═══ Material for this exercise ═══

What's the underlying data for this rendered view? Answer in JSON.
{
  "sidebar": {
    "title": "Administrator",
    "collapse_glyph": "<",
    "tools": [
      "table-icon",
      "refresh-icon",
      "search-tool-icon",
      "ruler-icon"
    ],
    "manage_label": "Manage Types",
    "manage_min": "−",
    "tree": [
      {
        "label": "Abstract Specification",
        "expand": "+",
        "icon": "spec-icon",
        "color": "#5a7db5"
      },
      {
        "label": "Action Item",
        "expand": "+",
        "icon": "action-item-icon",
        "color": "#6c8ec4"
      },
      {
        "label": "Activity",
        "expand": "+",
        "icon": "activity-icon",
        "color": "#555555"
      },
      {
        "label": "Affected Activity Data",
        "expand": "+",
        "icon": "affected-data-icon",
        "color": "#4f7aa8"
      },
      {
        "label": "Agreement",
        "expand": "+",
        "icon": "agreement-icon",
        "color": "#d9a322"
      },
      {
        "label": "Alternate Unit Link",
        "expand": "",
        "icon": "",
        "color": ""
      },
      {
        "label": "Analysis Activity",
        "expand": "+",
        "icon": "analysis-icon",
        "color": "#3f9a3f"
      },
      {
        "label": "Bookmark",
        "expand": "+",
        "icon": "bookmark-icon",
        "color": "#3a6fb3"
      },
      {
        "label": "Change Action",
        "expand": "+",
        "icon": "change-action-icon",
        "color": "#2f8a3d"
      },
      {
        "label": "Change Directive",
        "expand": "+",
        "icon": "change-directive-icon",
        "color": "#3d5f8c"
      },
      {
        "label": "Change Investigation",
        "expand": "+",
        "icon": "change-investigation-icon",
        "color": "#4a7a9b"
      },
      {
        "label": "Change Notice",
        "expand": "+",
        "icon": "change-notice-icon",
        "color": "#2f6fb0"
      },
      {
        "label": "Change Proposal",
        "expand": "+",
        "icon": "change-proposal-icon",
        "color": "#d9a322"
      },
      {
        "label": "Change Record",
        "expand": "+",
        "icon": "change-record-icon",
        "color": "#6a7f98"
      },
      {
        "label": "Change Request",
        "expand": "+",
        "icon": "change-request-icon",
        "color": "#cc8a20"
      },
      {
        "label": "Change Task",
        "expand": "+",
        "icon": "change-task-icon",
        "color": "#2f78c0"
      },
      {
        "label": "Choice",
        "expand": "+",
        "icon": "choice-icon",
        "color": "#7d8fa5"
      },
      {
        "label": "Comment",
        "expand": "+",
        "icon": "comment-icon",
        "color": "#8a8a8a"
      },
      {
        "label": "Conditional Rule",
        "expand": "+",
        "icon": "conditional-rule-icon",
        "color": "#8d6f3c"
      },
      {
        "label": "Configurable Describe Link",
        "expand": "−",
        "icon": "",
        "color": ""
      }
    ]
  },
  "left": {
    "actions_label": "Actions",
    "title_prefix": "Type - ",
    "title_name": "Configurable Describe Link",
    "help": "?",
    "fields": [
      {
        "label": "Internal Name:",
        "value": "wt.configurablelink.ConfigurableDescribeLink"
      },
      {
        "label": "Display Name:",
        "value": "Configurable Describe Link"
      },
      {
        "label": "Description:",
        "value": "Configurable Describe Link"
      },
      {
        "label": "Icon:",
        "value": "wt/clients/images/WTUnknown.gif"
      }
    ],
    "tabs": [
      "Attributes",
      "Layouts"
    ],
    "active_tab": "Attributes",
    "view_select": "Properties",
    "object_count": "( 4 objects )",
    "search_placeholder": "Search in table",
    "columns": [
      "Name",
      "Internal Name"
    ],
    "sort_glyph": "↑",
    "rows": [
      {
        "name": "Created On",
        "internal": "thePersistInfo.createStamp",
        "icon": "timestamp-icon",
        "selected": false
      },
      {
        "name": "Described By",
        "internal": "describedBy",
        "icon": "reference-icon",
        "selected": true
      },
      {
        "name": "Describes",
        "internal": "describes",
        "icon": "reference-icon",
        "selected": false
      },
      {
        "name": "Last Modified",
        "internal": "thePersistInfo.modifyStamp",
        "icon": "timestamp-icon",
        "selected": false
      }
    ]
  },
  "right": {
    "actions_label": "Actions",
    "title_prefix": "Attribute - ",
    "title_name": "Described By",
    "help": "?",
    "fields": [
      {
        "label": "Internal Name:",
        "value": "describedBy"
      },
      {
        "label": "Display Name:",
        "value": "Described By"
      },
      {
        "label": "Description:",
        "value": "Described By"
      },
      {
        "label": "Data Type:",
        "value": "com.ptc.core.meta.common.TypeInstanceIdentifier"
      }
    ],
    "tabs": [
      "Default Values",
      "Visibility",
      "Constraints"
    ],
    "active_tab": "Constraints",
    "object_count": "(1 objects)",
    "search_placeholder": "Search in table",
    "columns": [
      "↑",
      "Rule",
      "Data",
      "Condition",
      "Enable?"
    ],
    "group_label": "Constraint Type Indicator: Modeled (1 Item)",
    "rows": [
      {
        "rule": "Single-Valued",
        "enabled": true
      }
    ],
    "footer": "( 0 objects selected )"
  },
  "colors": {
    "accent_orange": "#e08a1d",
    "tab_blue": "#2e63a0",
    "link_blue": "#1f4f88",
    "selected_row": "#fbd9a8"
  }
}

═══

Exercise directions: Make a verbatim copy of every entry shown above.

Task answer:
What's the underlying data for this rendered view? Answer in JSON.
{
  "sidebar": {
    "title": "Administrator",
    "collapse_glyph": "<",
    "tools": [
      "table-icon",
      "refresh-icon",
      "search-tool-icon",
      "ruler-icon"
    ],
    "manage_label": "Manage Types",
    "manage_min": "−",
    "tree": [
      {
        "label": "Abstract Specification",
        "expand": "+",
        "icon": "spec-icon",
        "color": "#5a7db5"
      },
      {
        "label": "Action Item",
        "expand": "+",
        "icon": "action-item-icon",
        "color": "#6c8ec4"
      },
      {
        "label": "Activity",
        "expand": "+",
        "icon": "activity-icon",
        "color": "#555555"
      },
      {
        "label": "Affected Activity Data",
        "expand": "+",
        "icon": "affected-data-icon",
        "color": "#4f7aa8"
      },
      {
        "label": "Agreement",
        "expand": "+",
        "icon": "agreement-icon",
        "color": "#d9a322"
      },
      {
        "label": "Alternate Unit Link",
        "expand": "",
        "icon": "",
        "color": ""
      },
      {
        "label": "Analysis Activity",
        "expand": "+",
        "icon": "analysis-icon",
        "color": "#3f9a3f"
      },
      {
        "label": "Bookmark",
        "expand": "+",
        "icon": "bookmark-icon",
        "color": "#3a6fb3"
      },
      {
        "label": "Change Action",
        "expand": "+",
        "icon": "change-action-icon",
        "color": "#2f8a3d"
      },
      {
        "label": "Change Directive",
        "expand": "+",
        "icon": "change-directive-icon",
        "color": "#3d5f8c"
      },
      {
        "label": "Change Investigation",
        "expand": "+",
        "icon": "change-investigation-icon",
        "color": "#4a7a9b"
      },
      {
        "label": "Change Notice",
        "expand": "+",
        "icon": "change-notice-icon",
        "color": "#2f6fb0"
      },
      {
        "label": "Change Proposal",
        "expand": "+",
        "icon": "change-proposal-icon",
        "color": "#d9a322"
      },
      {
        "label": "Change Record",
        "expand": "+",
        "icon": "change-record-icon",
        "color": "#6a7f98"
      },
      {
        "label": "Change Request",
        "expand": "+",
        "icon": "change-request-icon",
        "color": "#cc8a20"
      },
      {
        "label": "Change Task",
        "expand": "+",
        "icon": "change-task-icon",
        "color": "#2f78c0"
      },
      {
        "label": "Choice",
        "expand": "+",
        "icon": "choice-icon",
        "color": "#7d8fa5"
      },
      {
        "label": "Comment",
        "expand": "+",
        "icon": "comment-icon",
        "color": "#8a8a8a"
      },
      {
        "label": "Conditional Rule",
        "expand": "+",
        "icon": "conditional-rule-icon",
        "color": "#8d6f3c"
      },
      {
        "label": "Configurable Describe Link",
        "expand": "−",
        "icon": "",
        "color": ""
      }
    ]
  },
  "left": {
    "actions_label": "Actions",
    "title_prefix": "Type - ",
    "title_name": "Configurable Describe Link",
    "help": "?",
    "fields": [
      {
        "label": "Internal Name:",
        "value": "wt.configurablelink.ConfigurableDescribeLink"
      },
      {
        "label": "Display Name:",
        "value": "Configurable Describe Link"
      },
      {
        "label": "Description:",
        "value": "Configurable Describe Link"
      },
      {
        "label": "Icon:",
        "value": "wt/clients/images/WTUnknown.gif"
      }
    ],
    "tabs": [
      "Attributes",
      "Layouts"
    ],
    "active_tab": "Attributes",
    "view_select": "Properties",
    "object_count": "( 4 objects )",
    "search_placeholder": "Search in table",
    "columns": [
      "Name",
      "Internal Name"
    ],
    "sort_glyph": "↑",
    "rows": [
      {
        "name": "Created On",
        "internal": "thePersistInfo.createStamp",
        "icon": "timestamp-icon",
        "selected": false
      },
      {
        "name": "Described By",
        "internal": "describedBy",
        "icon": "reference-icon",
        "selected": true
      },
      {
        "name": "Describes",
        "internal": "describes",
        "icon": "reference-icon",
        "selected": false
      },
      {
        "name": "Last Modified",
        "internal": "thePersistInfo.modifyStamp",
        "icon": "timestamp-icon",
        "selected": false
      }
    ]
  },
  "right": {
    "actions_label": "Actions",
    "title_prefix": "Attribute - ",
    "title_name": "Described By",
    "help": "?",
    "fields": [
      {
        "label": "Internal Name:",
        "value": "describedBy"
      },
      {
        "label": "Display Name:",
        "value": "Described By"
      },
      {
        "label": "Description:",
        "value": "Described By"
      },
      {
        "label": "Data Type:",
        "value": "com.ptc.core.meta.common.TypeInstanceIdentifier"
      }
    ],
    "tabs": [
      "Default Values",
      "Visibility",
      "Constraints"
    ],
    "active_tab": "Constraints",
    "object_count": "(1 objects)",
    "search_placeholder": "Search in table",
    "columns": [
      "↑",
      "Rule",
      "Data",
      "Condition",
      "Enable?"
    ],
    "group_label": "Constraint Type Indicator: Modeled (1 Item)",
    "rows": [
      {
        "rule": "Single-Valued",
        "enabled": true
      }
    ],
    "footer": "( 0 objects selected )"
  },
  "colors": {
    "accent_orange": "#e08a1d",
    "tab_blue": "#2e63a0",
    "link_blue": "#1f4f88",
    "selected_row": "#fbd9a8"
  }
}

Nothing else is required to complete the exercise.